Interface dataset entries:

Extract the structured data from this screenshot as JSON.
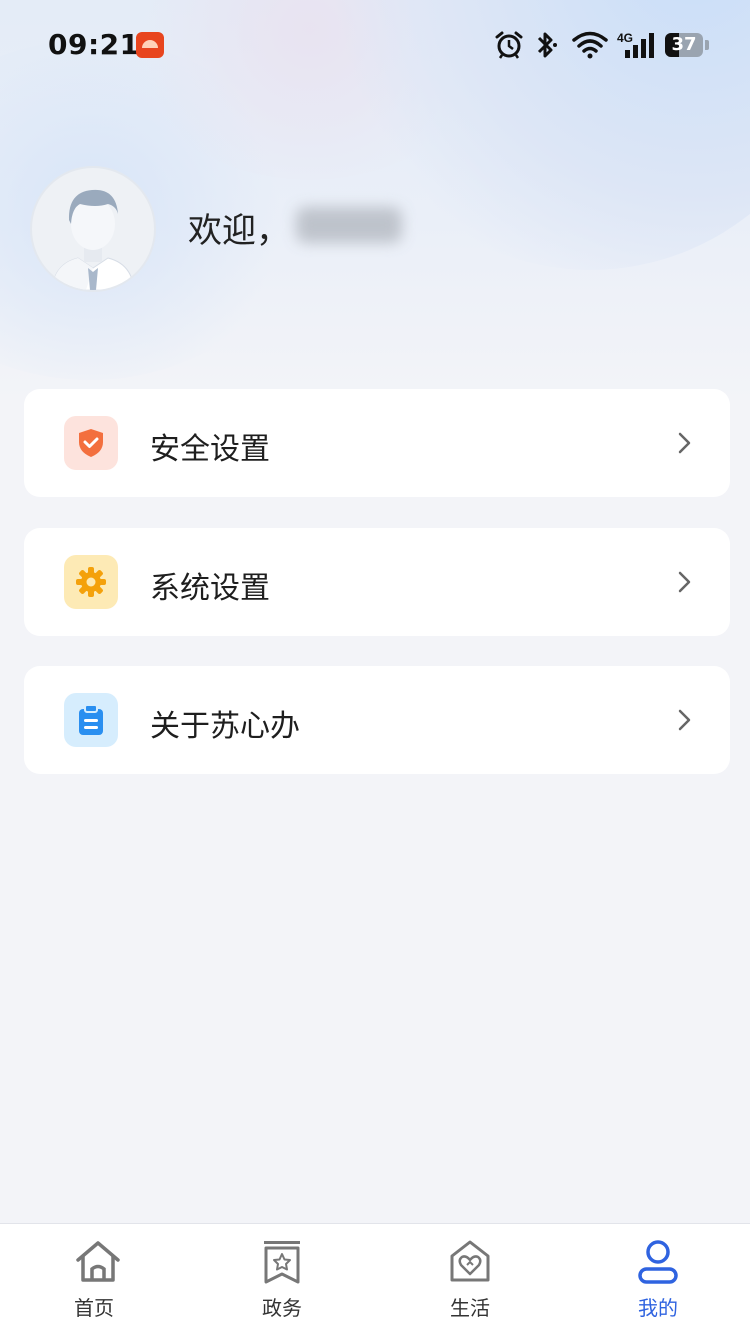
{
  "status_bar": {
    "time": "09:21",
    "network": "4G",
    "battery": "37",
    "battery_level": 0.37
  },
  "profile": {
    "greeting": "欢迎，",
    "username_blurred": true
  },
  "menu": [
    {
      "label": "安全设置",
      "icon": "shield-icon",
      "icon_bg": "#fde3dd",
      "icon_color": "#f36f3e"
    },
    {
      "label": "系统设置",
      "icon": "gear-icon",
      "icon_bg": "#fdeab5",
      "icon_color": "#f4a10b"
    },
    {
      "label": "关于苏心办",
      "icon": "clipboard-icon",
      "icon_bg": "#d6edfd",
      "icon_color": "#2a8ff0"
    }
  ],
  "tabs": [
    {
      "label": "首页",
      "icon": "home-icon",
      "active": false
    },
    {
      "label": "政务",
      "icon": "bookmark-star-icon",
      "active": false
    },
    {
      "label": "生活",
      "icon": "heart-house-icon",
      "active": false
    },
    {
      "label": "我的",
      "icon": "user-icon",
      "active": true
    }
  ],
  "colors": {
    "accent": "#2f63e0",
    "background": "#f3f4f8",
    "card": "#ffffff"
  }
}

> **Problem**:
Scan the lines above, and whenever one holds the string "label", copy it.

> **Final answer**:
      "label": "安全设置",
      "label": "系统设置",
      "label": "关于苏心办",
      "label": "首页",
      "label": "政务",
      "label": "生活",
      "label": "我的",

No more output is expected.